Testing It on Actual Windows

I don't like the idea of using Windows myself for the actual development process. Thanks to amazing projects like MinGW and Wine, that's not needed either. However, the final product has to be tried on actual Windows, at least to make sure the build process works, and the generated executable isn't malicious. I don't have a Windows installation on any of my personal computers or even on my work computer, so I rented an online virtual desktop instance that runs Windows Server 2022 (based on Windows 10). I don't pretend like I was avoiding proprietary software that way. I was just opting for a more convenient and less intimate way.

Regarding packaging, I was only going for a simple zip file that contains all the necessary files, without any kind of installer. I put my program's EXE files, and unsure of what to include from the GTK side, just copied the whole bin/ directory of MinGW, because that'd worked well as WINEPATH (consider licensing issues when you do that with a public release). Finally, I included a .bat file to set PATH and launch the EXE file.

Screenshot of a GTK-based application running on Windows 10
vara.exe runs on Windows Server 2022 (based on Windows 10)

On Windows, apart from the security warning (which isn't easy for an average home user to override), the application launched fine. All the drawing features worked right (though I couldn't try out pressure sensitivity since I was accessing the virtual machine via a Web browser). The looks were also fine, though non-native.

The program crashed when I tried to open a Save dialog, because gsettings were not found. I read somewhere online that it could be solved by including or setting up a directory. Yet to try that.

What I'm Not Saying

So, what was I saying so for? If you want to build GTK apps for Windows from a free (libre) platform alone, Fedora is the best choice, based on my limited (but not-so-silly) experience. What I'm not saying is that you can cross-compile any GTK-based application like this. If your program even has a single line of platform-specific code that doesn't fit Windows, it's a different story.
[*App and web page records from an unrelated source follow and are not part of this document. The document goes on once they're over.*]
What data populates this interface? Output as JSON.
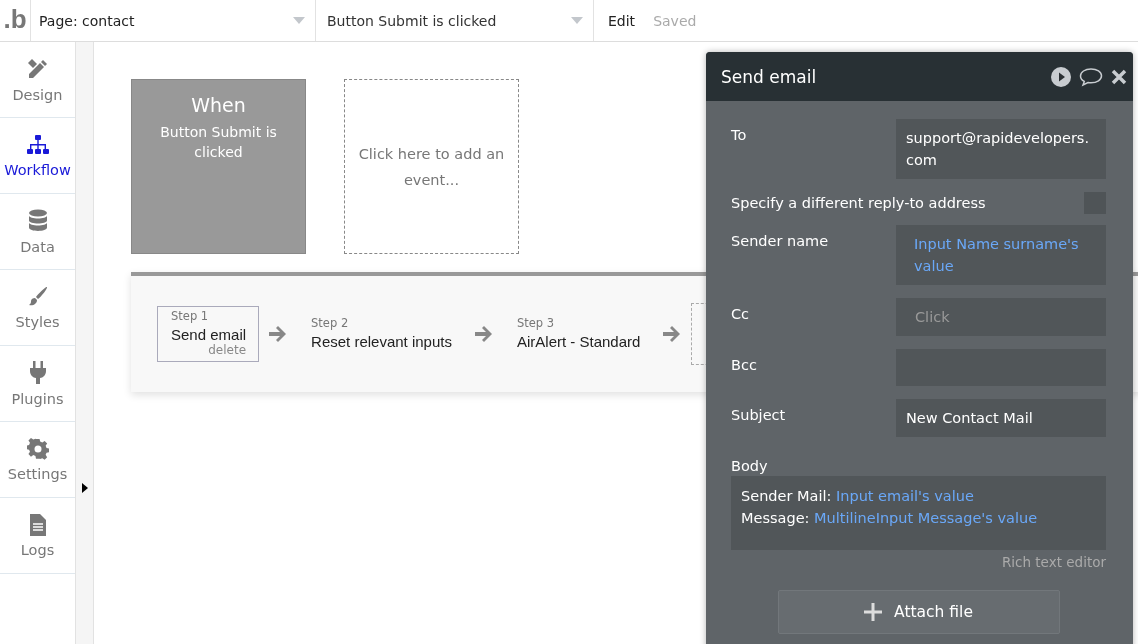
{
  "topbar": {
    "logo": ".b",
    "page_select": "Page: contact",
    "event_select": "Button Submit is clicked",
    "edit": "Edit",
    "status": "Saved"
  },
  "sidebar": {
    "items": [
      {
        "label": "Design",
        "kind": "design",
        "selected": false
      },
      {
        "label": "Workflow",
        "kind": "workflow",
        "selected": true
      },
      {
        "label": "Data",
        "kind": "data",
        "selected": false
      },
      {
        "label": "Styles",
        "kind": "styles",
        "selected": false
      },
      {
        "label": "Plugins",
        "kind": "plugins",
        "selected": false
      },
      {
        "label": "Settings",
        "kind": "settings",
        "selected": false
      },
      {
        "label": "Logs",
        "kind": "logs",
        "selected": false
      }
    ]
  },
  "canvas": {
    "trigger": {
      "title": "When",
      "text": "Button Submit is clicked"
    },
    "add_event": "Click here to add an event...",
    "steps": [
      {
        "step": "Step 1",
        "name": "Send email",
        "selected": true,
        "delete": "delete"
      },
      {
        "step": "Step 2",
        "name": "Reset relevant inputs",
        "selected": false
      },
      {
        "step": "Step 3",
        "name": "AirAlert - Standard",
        "selected": false
      }
    ]
  },
  "panel": {
    "title": "Send email",
    "fields": [
      {
        "label": "To",
        "kind": "text",
        "value": "support@rapidevelopers.com"
      },
      {
        "label": "Specify a different reply-to address",
        "kind": "checkbox",
        "checked": false
      },
      {
        "label": "Sender name",
        "kind": "expression",
        "value": "Input Name surname's value"
      },
      {
        "label": "Cc",
        "kind": "placeholder",
        "placeholder": "Click"
      },
      {
        "label": "Bcc",
        "kind": "text"
      },
      {
        "label": "Subject",
        "kind": "text",
        "value": "New Contact Mail"
      }
    ],
    "body": {
      "label": "Body",
      "lines": [
        {
          "text": "Sender Mail:",
          "expression": "Input email's value"
        },
        {
          "text": "Message:",
          "expression": "MultilineInput Message's value"
        }
      ],
      "note": "Rich text editor"
    },
    "attach_button": "Attach file"
  }
}
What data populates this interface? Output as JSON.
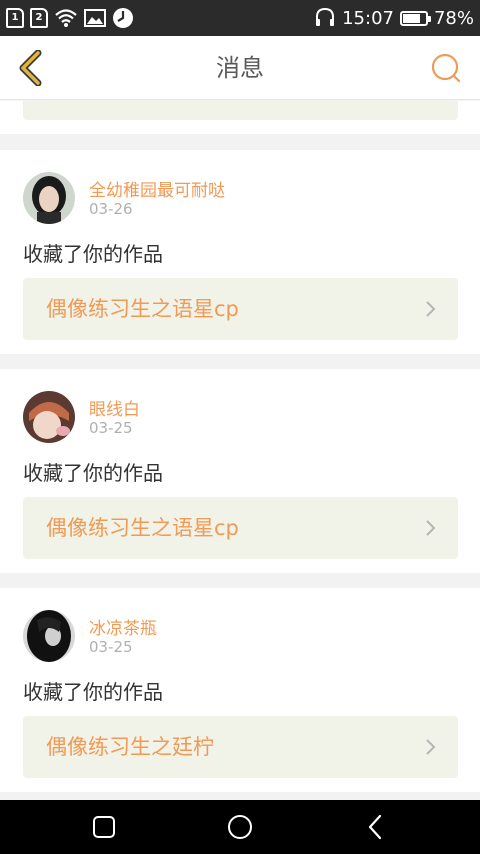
{
  "status_bar": {
    "sim1": "1",
    "sim2": "2",
    "time": "15:07",
    "battery_percent": "78%",
    "battery_level": 0.78,
    "icons": [
      "sim1-icon",
      "sim2-icon",
      "wifi-icon",
      "image-icon",
      "clock-app-icon",
      "headset-icon",
      "battery-icon"
    ]
  },
  "header": {
    "title": "消息",
    "back_icon": "back-chevron-icon",
    "search_icon": "search-icon"
  },
  "colors": {
    "accent": "#f19a55",
    "back_icon": "#e2b43a",
    "card_link_bg": "#f1f3e8",
    "text_primary": "#333333",
    "text_secondary": "#b0b0b0"
  },
  "messages": [
    {
      "username": "全幼稚园最可耐哒",
      "date": "03-26",
      "action": "收藏了你的作品",
      "work_title": "偶像练习生之语星cp"
    },
    {
      "username": "眼线白",
      "date": "03-25",
      "action": "收藏了你的作品",
      "work_title": "偶像练习生之语星cp"
    },
    {
      "username": "冰凉茶瓶",
      "date": "03-25",
      "action": "收藏了你的作品",
      "work_title": "偶像练习生之廷柠"
    }
  ],
  "nav_bar": {
    "icons": [
      "recents-square-icon",
      "home-circle-icon",
      "back-triangle-icon"
    ]
  }
}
Even with this successful experiment, I had to replace Unix-specific drand() with another function to get it compiling.

So in summary, building GTK apps for Windows is very easy on Fedora, provided your program is already portable.


  1. People who stick to the Free Software ideology can still be supportive of the idea of making their libre programs available on proprietary platforms. One goal is to let the users of such platforms have at least partial freedom, until they can make a full switch.
  2. The last win32 in x86_64-w64-mingw32-gcc-win32 apparently refers to the Win32 API; there is a file without that suffix which does the same job, and no, there is no file with win64 suffix.
  3. You might want to use the -municode flag to deal with the error undefined reference to `WinMain', if the example you downloaded has wWinMain as the entry point.
  4. DLLs for harfbuzz were missing, which could be downloaded from, but their extensions had to be changed from .dll to .dll.a for gcc to find them (other than adding the path using -L).
  5. WINEPATH has to be set to the bin/ directory of the GTK bundle.

UPDATE on 2023-06-20: This was just me experimenting with various ways to build GTK apps for Windows. If you are looking for a definitive guide that uses the same MinGW-based method, there is this excellent post that deals with everything including setting an icon, picking a Windows-friendly theme, creating an installer and even automating the build process using a Fedora container (I have not tried any, though):

Read more from Nandakumar at